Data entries
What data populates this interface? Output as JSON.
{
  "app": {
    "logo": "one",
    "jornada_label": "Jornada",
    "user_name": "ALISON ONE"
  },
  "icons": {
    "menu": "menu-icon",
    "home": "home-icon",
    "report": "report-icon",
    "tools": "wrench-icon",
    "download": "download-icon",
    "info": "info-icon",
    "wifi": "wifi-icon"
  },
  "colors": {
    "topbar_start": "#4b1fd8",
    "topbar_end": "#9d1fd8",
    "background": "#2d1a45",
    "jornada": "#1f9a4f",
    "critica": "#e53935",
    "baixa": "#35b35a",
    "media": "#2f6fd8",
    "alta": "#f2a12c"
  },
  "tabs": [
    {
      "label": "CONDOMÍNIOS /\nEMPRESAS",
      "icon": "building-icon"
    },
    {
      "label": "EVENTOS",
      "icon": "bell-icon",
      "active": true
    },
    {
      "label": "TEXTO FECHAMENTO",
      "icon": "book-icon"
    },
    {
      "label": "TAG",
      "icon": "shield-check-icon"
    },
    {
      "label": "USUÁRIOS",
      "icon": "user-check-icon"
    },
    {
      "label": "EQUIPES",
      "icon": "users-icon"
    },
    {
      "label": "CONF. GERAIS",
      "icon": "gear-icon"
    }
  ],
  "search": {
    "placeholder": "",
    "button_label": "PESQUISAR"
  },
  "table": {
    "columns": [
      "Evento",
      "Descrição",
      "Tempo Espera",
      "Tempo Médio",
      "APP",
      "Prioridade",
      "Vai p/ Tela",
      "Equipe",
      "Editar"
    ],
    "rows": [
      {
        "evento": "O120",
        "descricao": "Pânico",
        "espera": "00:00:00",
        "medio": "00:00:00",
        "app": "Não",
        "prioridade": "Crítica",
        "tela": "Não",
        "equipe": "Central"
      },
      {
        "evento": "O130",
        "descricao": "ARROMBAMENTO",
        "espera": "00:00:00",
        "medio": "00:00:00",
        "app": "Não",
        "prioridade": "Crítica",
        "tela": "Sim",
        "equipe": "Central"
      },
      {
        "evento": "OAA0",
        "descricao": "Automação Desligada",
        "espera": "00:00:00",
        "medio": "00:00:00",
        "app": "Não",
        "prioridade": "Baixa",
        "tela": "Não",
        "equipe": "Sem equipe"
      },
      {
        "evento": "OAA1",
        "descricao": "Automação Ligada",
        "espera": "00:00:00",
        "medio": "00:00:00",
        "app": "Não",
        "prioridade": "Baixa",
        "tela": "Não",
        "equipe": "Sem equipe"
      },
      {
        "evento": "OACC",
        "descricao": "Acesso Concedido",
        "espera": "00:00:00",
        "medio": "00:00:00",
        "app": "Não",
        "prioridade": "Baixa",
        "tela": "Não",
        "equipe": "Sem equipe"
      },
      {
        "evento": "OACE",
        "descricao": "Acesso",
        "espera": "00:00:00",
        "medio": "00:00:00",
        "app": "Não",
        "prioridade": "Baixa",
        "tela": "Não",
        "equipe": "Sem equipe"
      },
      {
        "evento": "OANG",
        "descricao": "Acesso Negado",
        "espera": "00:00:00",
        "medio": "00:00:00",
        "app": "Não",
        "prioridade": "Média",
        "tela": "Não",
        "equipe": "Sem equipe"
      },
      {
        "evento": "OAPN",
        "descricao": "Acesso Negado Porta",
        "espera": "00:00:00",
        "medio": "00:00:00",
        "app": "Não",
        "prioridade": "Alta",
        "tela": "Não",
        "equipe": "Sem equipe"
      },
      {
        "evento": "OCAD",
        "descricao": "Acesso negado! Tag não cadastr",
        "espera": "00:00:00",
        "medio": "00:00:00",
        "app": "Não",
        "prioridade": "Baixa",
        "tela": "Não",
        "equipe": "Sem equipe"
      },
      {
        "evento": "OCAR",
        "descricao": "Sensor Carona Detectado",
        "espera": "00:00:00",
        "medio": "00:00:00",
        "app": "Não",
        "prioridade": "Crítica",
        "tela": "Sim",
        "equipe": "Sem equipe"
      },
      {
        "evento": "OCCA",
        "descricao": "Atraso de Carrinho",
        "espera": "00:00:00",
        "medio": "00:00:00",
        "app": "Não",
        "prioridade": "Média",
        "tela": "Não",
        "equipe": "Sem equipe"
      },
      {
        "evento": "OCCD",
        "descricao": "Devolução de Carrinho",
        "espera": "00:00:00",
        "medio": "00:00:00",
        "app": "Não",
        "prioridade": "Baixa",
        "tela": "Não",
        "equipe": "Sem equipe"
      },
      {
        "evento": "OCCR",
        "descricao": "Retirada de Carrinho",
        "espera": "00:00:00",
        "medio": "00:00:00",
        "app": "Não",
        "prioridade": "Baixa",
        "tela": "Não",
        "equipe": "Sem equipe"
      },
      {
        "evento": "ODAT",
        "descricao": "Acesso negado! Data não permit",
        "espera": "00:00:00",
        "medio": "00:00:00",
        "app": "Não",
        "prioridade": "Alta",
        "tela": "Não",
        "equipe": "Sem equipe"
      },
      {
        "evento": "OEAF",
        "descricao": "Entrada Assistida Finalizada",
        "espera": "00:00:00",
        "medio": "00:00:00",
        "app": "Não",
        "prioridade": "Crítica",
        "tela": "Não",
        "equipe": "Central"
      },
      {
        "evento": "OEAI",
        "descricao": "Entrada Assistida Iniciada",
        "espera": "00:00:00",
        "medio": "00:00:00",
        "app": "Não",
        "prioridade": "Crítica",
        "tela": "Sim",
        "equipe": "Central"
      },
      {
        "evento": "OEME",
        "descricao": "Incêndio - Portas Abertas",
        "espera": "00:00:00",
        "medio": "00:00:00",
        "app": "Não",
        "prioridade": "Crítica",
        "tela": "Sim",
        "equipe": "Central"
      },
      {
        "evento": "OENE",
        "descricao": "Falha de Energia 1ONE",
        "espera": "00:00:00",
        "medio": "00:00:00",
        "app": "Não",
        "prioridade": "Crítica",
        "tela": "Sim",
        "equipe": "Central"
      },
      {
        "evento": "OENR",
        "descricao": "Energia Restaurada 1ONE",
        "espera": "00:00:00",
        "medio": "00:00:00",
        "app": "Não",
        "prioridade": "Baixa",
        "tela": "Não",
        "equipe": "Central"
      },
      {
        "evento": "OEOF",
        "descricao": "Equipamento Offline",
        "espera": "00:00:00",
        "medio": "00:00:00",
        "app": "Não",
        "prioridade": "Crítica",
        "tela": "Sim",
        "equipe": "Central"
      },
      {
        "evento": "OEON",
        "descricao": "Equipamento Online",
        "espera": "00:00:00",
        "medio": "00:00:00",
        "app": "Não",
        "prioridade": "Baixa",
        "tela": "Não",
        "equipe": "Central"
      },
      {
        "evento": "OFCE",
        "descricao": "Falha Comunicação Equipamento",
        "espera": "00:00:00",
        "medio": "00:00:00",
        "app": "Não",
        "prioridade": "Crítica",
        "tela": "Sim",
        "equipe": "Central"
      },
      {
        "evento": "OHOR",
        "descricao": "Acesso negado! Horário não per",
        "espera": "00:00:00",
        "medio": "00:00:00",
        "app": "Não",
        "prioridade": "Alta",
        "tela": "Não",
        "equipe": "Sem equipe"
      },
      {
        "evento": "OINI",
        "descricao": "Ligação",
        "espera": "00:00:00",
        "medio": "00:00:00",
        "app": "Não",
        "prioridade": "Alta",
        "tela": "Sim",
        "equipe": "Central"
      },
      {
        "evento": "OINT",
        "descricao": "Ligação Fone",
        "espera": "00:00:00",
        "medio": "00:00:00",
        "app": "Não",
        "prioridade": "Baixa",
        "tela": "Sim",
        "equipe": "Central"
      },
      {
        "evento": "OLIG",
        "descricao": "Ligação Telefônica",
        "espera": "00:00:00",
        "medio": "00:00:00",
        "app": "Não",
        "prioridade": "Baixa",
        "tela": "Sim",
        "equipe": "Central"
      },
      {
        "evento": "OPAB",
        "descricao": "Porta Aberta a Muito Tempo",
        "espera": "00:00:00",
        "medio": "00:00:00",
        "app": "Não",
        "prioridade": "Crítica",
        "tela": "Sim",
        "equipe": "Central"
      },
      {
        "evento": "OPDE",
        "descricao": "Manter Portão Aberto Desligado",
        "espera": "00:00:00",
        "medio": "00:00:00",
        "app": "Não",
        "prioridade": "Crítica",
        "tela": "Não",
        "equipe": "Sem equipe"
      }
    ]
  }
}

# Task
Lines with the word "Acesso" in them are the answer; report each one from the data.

# Answer to this exercise
        "descricao": "Acesso Concedido",
        "descricao": "Acesso",
        "descricao": "Acesso Negado",
        "descricao": "Acesso Negado Porta",
        "descricao": "Acesso negado! Tag não cadastr",
        "descricao": "Acesso negado! Data não permit",
        "descricao": "Acesso negado! Horário não per",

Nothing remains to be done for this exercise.